So, as you can guess, it’s difficult for photographers and visual artists to protect their work these days. While there’s no easy solution, particularly for photographers and artists with limited budgets, there are a few free tools out there that can help. Today, we’ll explore one of those tools- Google Images.
You may already be familiar with Google Images, but if not, Google Images is one of Google’s specialized search databases. The database allows users to input search words/terms to browse and find images that they want. But if you’re an artist or photographer, you can also use Google Images to search for places where your photograph or artwork appears on the Internet.
Doing a search for your photograph or artwork is incredibly easy. First, navigate to Google Images’ search bar page (link is here). Once you are on the page, the easiest way to search is by dragging a copy of your photograph right into the search bar. Once you do that, the text “Search by Image” will come up as your file downloads. Usually this takes under a minute or so. Next, a list of search results comes up with the online places where your photograph appears. for example, we did a search of our “Beachwood Canyon Staircase” photo:
After we dragged the photo to the search bar, Google Images displayed the results page:
Clicking on the links that are listed will bring you directly to the sites where your work has been posted. You can also search by using your image’s URL. There is even a “search by voice” option that allows you to speak some search terms for the search box (although we were unable to get this option to work for us). And of course, you can also search by using search terms pertinent to your image, although this may bring up a lot of images from other parties that you’ll have to sort through.
After you do a search, your results page will also include “visually similar images” that you can look through.
All in all, Google Images is a pretty amazing search tool.
Currently, we’re exploring whether there’s a way to use Google Alerts together with Google Images or by tagging a photo/image with keywords. In case you’re not familiar with Google Alerts, it works as a notification system of sorts. For example, if you’re interested in getting a notification when articles about the Yukaghir clan system (or on any esoteric topic your heart desires…) are published on the web, you would set up an alert with Google Alert using pertinent keywords. When an article having your keywords publishes, you’ll receive an email with the article’s information/link. We’ll continue to look into this, since a cost-free alert when your photo/image is published somewhere on the web is an even better tool.
Have you ever used Google Images or Google Alerts to find potential infringements of your work? If so, we’d love to hear your story and how you were able to use Google’s databases to help protect your work.

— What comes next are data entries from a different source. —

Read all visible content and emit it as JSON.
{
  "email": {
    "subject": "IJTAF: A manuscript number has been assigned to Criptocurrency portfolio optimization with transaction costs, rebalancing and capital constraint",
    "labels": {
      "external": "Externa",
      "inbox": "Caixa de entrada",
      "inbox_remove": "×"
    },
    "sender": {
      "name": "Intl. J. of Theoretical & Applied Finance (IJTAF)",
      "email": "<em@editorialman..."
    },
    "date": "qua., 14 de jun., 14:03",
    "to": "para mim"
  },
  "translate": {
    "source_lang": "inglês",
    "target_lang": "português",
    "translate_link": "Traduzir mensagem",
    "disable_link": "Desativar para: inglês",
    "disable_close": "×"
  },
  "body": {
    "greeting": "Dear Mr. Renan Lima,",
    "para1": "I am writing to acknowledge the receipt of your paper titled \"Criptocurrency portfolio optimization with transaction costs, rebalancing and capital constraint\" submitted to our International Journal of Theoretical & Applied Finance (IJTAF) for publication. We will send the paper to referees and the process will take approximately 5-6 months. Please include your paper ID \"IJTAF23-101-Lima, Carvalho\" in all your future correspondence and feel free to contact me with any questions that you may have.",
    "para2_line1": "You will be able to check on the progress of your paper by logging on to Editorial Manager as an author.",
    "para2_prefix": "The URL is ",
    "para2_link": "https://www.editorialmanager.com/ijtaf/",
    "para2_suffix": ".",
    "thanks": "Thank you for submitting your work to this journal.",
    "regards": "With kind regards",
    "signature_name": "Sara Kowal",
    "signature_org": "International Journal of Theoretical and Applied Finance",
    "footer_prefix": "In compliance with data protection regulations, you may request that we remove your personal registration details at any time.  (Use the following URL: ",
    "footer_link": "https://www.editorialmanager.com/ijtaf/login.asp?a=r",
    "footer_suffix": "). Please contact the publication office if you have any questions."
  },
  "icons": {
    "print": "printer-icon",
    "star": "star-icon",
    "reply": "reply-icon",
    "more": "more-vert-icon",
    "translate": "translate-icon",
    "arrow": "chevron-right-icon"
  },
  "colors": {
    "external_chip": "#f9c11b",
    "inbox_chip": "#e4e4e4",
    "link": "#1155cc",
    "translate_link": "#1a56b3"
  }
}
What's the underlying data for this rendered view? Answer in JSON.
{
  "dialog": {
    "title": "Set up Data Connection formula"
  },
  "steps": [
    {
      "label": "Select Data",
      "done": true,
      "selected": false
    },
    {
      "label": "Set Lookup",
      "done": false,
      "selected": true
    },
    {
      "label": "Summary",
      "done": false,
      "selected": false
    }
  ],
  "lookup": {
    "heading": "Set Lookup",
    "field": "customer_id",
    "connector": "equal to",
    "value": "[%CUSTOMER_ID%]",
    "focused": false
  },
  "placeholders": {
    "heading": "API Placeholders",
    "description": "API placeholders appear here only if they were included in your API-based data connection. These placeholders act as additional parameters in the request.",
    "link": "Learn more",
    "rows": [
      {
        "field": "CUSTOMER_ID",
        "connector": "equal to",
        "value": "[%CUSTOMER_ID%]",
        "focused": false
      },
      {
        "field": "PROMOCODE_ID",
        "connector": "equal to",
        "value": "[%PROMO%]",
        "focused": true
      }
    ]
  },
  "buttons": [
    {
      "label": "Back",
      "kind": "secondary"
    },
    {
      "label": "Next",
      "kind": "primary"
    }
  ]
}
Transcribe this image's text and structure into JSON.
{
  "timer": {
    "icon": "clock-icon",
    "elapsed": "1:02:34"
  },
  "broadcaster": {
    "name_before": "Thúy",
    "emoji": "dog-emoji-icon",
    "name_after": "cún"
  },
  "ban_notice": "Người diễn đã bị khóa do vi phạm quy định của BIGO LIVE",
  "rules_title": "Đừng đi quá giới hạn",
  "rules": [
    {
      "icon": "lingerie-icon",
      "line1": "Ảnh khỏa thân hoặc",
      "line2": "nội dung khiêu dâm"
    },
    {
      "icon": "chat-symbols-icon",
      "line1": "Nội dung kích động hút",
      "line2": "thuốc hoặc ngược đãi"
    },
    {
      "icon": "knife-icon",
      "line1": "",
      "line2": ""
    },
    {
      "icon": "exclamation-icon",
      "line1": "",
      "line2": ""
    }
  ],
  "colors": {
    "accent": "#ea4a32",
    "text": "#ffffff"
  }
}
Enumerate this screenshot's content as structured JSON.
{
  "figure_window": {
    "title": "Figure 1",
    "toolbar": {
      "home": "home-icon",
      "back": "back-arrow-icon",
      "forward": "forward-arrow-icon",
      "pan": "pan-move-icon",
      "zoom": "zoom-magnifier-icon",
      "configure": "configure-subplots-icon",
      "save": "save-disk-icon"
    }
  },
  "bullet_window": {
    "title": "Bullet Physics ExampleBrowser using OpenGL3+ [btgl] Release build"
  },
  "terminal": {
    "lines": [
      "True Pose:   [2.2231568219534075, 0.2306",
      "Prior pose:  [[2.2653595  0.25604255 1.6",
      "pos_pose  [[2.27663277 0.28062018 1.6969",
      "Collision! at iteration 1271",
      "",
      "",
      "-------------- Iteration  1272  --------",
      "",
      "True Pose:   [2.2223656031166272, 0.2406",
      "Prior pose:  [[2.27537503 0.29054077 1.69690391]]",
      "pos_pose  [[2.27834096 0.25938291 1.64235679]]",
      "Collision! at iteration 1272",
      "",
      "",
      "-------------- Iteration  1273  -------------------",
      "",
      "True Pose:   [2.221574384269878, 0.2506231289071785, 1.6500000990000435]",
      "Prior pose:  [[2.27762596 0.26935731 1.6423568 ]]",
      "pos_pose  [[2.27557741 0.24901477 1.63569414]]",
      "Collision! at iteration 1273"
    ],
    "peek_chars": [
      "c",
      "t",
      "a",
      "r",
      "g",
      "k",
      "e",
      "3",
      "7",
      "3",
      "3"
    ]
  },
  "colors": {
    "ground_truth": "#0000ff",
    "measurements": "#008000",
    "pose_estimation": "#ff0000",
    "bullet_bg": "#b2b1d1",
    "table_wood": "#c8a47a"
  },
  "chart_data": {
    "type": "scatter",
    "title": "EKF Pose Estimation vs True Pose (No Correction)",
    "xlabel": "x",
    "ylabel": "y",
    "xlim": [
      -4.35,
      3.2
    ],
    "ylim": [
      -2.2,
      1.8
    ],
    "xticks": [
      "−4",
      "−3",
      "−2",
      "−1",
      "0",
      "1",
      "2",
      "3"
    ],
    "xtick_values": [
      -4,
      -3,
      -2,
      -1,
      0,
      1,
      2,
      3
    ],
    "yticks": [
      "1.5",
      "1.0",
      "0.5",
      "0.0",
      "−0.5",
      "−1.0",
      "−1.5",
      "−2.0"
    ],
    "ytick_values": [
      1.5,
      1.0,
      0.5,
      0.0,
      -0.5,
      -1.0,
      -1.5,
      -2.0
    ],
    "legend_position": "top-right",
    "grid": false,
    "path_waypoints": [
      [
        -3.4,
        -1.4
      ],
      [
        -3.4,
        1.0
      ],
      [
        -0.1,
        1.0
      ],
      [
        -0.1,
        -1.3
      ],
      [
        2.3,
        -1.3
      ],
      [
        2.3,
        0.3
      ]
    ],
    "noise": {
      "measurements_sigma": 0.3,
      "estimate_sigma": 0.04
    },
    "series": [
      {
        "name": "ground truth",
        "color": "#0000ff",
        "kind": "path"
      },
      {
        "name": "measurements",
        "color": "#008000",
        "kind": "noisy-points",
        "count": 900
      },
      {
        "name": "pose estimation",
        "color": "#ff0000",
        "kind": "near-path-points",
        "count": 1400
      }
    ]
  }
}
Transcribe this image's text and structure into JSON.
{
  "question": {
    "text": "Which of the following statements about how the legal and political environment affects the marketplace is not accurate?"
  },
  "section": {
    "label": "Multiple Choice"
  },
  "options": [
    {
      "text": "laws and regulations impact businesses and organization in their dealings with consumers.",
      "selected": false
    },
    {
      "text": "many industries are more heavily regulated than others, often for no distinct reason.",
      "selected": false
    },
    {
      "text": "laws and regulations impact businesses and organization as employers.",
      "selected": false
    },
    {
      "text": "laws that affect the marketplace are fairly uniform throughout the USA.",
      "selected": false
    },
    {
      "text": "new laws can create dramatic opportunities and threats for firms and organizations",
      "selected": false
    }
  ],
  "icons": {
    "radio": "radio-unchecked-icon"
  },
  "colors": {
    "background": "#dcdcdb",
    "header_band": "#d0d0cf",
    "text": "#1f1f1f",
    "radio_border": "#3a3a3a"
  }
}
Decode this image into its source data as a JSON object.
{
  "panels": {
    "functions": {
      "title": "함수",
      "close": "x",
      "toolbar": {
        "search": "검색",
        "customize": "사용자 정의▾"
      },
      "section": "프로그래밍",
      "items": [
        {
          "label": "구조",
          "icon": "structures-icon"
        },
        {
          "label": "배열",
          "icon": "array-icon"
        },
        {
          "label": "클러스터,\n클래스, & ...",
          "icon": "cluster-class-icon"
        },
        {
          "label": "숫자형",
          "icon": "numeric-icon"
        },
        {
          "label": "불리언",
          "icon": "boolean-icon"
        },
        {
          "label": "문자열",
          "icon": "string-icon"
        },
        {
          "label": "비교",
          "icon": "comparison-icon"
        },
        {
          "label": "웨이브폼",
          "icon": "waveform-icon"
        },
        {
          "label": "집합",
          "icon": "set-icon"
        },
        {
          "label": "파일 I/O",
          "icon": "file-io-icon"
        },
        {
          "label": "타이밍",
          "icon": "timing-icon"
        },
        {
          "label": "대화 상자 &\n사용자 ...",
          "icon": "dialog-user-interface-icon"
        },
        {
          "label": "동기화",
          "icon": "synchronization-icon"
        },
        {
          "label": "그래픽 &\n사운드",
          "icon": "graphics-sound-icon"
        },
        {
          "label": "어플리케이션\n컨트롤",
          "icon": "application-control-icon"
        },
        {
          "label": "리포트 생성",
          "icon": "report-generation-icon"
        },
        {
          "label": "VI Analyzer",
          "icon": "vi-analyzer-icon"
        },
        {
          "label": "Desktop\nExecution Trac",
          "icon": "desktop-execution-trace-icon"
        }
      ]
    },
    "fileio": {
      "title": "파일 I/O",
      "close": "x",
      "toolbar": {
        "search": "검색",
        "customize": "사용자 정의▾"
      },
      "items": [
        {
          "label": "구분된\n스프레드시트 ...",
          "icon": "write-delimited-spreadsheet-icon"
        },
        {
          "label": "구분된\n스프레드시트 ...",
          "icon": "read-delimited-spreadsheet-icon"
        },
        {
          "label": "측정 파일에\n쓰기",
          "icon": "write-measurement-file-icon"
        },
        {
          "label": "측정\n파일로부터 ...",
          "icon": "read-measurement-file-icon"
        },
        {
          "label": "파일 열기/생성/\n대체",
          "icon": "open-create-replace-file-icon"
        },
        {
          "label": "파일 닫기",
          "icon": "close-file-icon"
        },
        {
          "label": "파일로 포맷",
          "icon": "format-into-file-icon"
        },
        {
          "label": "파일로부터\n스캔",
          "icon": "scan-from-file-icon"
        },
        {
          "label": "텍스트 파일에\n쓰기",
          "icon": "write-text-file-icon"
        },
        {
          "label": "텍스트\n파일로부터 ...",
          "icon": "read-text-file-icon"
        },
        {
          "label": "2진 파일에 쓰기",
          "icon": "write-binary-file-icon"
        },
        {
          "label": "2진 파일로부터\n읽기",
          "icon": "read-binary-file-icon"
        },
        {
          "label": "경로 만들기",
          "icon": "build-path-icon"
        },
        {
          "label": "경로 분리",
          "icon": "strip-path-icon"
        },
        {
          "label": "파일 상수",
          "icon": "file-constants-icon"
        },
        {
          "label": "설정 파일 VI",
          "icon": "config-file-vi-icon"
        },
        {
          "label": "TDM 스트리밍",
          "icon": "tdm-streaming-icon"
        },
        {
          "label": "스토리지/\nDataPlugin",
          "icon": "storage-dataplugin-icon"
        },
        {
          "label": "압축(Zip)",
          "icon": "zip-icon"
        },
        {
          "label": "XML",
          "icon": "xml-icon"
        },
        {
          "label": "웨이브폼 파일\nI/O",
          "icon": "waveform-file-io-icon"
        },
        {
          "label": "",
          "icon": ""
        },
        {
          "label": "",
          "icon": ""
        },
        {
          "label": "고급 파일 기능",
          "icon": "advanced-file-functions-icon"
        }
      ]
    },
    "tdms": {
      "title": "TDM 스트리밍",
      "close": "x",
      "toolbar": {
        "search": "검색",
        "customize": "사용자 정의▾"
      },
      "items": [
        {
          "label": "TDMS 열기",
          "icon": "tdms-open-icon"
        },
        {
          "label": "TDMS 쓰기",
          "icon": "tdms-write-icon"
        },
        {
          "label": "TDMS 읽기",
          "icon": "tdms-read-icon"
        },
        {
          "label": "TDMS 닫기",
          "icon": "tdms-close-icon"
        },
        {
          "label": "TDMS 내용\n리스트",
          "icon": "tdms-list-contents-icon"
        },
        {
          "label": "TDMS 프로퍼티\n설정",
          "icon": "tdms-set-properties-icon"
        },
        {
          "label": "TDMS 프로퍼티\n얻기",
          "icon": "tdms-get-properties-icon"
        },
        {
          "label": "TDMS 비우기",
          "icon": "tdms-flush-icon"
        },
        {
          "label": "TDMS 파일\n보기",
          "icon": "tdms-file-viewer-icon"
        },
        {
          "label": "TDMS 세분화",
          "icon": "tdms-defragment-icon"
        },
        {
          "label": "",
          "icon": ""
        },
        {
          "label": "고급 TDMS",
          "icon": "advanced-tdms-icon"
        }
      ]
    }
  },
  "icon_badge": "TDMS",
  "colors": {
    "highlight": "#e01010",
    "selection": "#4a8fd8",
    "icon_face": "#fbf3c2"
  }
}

This post is intended to convey general information only and should not be construed as a legal opinion or legal advice. Any opinions expressed are our own. Readers should not take any action, or refrain from taking any action, based upon the information contained in our site and posts, but should consult with their own attorney concerning their own situation and their specific legal questions. Visiting our website, reading posts and/or posting comments does not establish any form of attorney-client relationship with us.